▶ **Problem requirements**
Look through the records and copy every line in which "chọn" appears.
Source material: Begin
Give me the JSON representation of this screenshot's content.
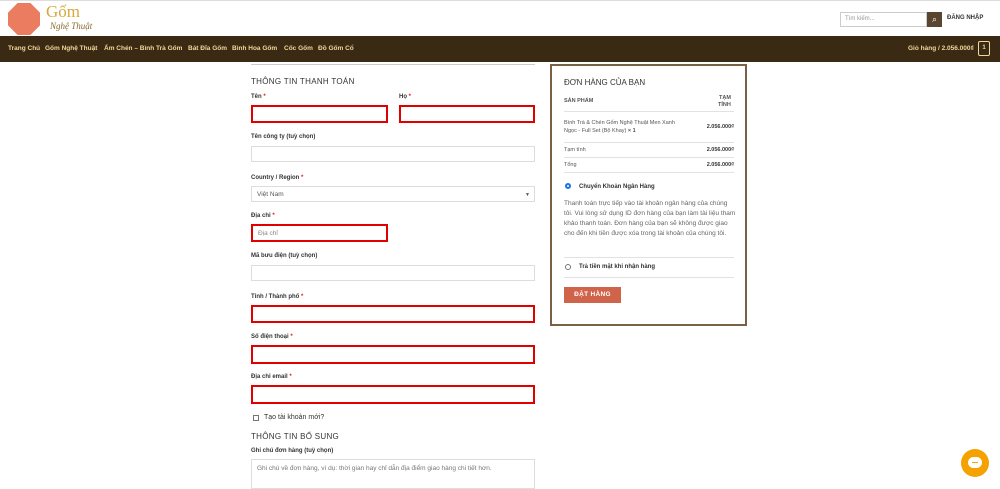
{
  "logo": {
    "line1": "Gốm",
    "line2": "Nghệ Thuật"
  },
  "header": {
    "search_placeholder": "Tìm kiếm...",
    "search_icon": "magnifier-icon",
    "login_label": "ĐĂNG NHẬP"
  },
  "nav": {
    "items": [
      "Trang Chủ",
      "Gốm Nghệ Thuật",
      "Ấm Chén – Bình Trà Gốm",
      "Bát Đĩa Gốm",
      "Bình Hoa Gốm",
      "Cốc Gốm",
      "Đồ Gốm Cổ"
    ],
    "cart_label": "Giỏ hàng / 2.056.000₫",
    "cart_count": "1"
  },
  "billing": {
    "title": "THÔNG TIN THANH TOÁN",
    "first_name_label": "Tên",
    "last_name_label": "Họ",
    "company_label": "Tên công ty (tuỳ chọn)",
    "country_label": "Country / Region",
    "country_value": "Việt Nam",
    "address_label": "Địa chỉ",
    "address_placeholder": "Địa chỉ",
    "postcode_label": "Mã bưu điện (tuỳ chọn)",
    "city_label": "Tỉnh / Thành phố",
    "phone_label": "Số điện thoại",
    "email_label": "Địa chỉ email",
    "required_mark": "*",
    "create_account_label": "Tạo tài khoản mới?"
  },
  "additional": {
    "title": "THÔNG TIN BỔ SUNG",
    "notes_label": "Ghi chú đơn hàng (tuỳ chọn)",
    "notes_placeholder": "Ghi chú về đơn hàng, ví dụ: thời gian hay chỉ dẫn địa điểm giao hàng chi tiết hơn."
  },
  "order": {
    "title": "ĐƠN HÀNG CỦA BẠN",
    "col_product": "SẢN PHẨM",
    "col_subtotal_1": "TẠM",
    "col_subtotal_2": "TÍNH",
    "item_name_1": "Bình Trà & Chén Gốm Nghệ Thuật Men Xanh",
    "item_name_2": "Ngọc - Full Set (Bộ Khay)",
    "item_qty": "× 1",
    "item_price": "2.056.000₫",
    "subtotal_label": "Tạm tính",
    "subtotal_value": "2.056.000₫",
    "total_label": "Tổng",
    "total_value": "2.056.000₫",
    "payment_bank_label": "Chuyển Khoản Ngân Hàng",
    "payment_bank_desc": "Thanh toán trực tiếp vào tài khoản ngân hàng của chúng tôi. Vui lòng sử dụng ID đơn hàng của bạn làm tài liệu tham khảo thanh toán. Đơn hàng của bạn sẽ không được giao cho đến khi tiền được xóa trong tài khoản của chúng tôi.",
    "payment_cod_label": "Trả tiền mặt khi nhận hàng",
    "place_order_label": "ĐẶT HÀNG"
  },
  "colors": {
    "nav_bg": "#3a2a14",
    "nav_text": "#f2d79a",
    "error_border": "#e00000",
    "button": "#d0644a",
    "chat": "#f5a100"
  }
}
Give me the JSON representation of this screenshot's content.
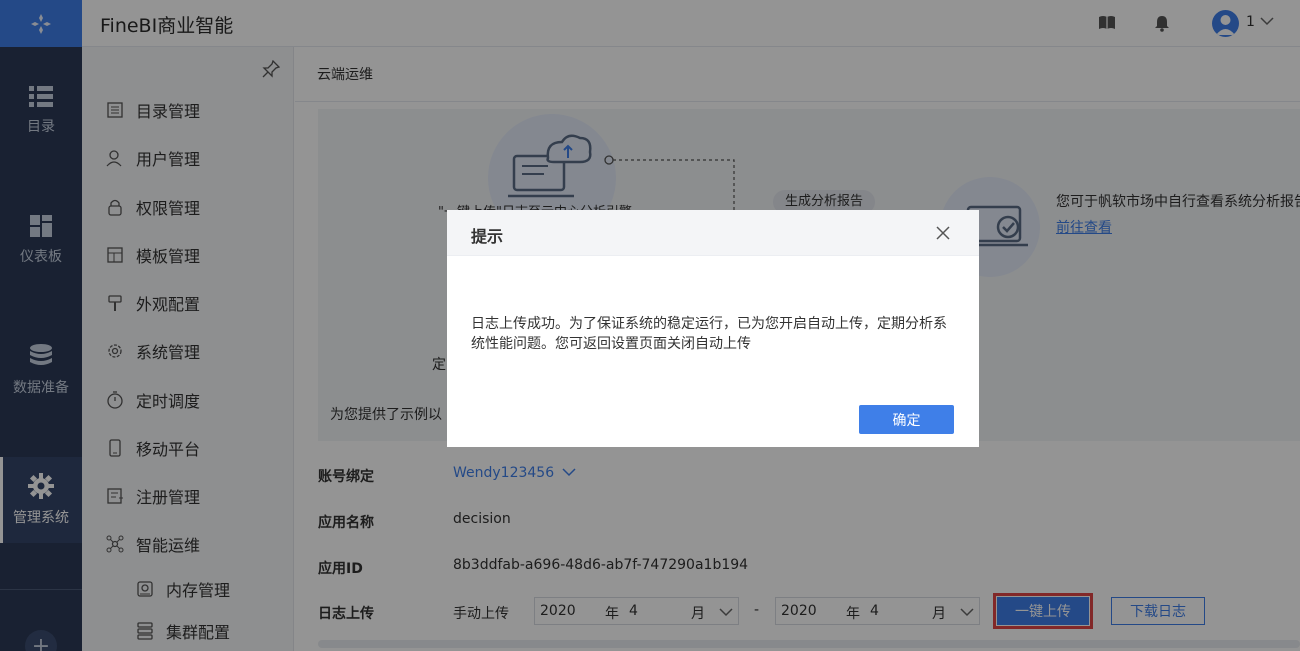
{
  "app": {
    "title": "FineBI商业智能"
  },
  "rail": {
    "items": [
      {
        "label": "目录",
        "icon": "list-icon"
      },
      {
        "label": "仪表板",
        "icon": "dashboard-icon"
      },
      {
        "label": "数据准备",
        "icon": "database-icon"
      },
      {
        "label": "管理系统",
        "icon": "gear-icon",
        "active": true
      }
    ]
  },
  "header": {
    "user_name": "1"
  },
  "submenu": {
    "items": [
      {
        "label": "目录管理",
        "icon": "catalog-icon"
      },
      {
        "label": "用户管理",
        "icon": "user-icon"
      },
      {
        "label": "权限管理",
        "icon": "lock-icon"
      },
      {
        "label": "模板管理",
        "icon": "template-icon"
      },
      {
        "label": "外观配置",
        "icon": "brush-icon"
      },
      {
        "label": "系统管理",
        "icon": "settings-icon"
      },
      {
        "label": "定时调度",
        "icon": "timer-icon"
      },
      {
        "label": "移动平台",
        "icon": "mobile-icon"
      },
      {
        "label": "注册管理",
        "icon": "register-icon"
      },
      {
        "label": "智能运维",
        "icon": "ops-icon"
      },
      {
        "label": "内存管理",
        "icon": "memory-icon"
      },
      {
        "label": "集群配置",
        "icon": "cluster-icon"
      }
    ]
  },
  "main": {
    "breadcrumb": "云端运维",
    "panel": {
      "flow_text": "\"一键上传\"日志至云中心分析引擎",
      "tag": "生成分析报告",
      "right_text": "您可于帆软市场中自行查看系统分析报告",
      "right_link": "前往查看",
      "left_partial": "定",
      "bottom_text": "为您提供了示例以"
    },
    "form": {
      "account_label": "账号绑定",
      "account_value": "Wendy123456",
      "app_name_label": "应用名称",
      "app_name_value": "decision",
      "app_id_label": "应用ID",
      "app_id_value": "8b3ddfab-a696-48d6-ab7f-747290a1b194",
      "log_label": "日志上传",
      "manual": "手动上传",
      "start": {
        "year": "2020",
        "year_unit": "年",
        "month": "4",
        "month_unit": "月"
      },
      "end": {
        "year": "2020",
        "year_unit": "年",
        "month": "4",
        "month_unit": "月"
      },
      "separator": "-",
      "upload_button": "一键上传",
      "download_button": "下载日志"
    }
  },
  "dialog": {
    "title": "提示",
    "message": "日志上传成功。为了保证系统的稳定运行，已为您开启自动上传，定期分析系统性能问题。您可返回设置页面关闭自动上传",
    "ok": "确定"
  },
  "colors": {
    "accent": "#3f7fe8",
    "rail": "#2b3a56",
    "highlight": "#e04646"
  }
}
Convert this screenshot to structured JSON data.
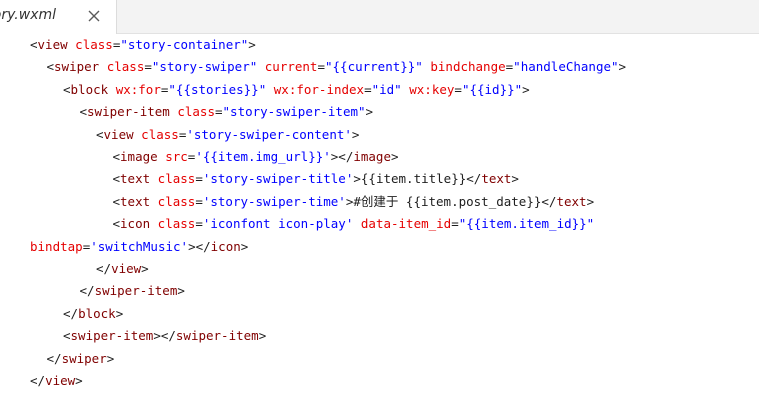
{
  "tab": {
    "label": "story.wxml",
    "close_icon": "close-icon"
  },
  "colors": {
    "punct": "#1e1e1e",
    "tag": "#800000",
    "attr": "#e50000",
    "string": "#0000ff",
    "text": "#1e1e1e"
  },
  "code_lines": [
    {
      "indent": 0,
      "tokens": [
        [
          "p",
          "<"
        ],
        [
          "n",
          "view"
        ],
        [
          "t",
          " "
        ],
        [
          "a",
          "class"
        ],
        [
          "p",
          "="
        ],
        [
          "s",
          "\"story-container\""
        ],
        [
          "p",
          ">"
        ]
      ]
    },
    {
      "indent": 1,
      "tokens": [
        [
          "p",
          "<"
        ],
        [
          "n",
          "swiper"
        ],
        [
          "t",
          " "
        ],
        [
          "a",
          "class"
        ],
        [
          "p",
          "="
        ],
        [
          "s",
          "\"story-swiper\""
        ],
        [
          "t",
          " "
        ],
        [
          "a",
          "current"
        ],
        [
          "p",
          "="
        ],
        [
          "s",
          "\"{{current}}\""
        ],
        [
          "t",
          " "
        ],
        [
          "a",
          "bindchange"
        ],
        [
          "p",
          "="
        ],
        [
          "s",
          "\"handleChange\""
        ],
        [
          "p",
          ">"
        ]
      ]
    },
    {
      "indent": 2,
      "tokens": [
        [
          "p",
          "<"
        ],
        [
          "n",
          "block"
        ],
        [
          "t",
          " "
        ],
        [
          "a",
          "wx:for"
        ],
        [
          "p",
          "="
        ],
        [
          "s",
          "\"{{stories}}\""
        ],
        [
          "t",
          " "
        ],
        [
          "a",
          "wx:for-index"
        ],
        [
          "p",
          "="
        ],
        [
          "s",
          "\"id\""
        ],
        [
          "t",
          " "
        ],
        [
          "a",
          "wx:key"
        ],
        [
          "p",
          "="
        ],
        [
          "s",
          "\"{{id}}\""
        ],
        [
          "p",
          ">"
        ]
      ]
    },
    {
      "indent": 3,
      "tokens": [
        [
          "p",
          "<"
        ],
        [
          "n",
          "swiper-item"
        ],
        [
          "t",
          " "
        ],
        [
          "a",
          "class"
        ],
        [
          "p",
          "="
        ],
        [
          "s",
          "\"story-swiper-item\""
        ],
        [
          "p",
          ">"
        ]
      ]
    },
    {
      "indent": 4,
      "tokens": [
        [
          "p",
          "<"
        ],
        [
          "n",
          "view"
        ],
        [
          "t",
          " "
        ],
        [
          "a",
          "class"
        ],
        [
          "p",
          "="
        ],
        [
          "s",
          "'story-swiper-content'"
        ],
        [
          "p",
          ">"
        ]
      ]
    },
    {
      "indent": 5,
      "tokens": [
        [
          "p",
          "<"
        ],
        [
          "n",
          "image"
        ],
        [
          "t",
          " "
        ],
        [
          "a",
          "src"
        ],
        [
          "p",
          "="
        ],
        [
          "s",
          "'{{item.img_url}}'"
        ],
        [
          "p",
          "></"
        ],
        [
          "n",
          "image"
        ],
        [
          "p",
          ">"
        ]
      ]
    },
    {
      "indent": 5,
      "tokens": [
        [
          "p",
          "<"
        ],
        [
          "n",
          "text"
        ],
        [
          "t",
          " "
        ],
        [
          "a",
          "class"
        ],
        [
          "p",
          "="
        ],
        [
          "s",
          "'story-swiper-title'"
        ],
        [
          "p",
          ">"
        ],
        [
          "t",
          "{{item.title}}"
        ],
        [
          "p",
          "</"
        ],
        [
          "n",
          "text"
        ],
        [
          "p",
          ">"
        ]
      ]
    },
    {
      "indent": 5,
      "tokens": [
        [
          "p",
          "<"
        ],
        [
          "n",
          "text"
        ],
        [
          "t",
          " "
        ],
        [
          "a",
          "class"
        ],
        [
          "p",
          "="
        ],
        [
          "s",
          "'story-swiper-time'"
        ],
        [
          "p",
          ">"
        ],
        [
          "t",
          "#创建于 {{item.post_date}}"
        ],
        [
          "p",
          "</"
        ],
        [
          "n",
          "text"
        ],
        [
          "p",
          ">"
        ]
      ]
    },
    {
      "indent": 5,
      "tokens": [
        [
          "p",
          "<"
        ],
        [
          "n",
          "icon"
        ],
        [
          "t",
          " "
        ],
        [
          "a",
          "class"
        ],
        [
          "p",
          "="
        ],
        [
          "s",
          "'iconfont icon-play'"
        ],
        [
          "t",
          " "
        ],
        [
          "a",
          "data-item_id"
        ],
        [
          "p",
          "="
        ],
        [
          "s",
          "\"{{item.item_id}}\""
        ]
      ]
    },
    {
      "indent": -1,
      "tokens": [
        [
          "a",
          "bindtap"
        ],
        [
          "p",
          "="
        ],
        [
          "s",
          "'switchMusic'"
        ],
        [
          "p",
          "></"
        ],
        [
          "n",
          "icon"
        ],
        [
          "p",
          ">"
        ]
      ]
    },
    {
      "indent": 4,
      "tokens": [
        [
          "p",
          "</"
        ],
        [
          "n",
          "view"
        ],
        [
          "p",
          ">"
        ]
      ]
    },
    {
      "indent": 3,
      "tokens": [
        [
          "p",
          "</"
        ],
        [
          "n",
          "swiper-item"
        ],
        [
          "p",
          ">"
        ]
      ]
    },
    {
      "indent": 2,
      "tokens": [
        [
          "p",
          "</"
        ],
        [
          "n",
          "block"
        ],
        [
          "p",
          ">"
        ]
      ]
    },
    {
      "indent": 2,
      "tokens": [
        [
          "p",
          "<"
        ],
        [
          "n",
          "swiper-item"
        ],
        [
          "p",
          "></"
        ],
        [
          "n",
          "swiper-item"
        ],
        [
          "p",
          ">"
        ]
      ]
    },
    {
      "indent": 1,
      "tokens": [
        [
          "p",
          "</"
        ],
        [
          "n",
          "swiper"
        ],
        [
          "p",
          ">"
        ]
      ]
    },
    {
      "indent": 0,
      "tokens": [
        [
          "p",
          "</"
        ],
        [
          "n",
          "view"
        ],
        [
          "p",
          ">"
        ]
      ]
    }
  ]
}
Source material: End
▶ **Task response**
    "company_label": "Tên công ty (tuỳ chọn)",
    "postcode_label": "Mã bưu điện (tuỳ chọn)",
    "notes_label": "Ghi chú đơn hàng (tuỳ chọn)",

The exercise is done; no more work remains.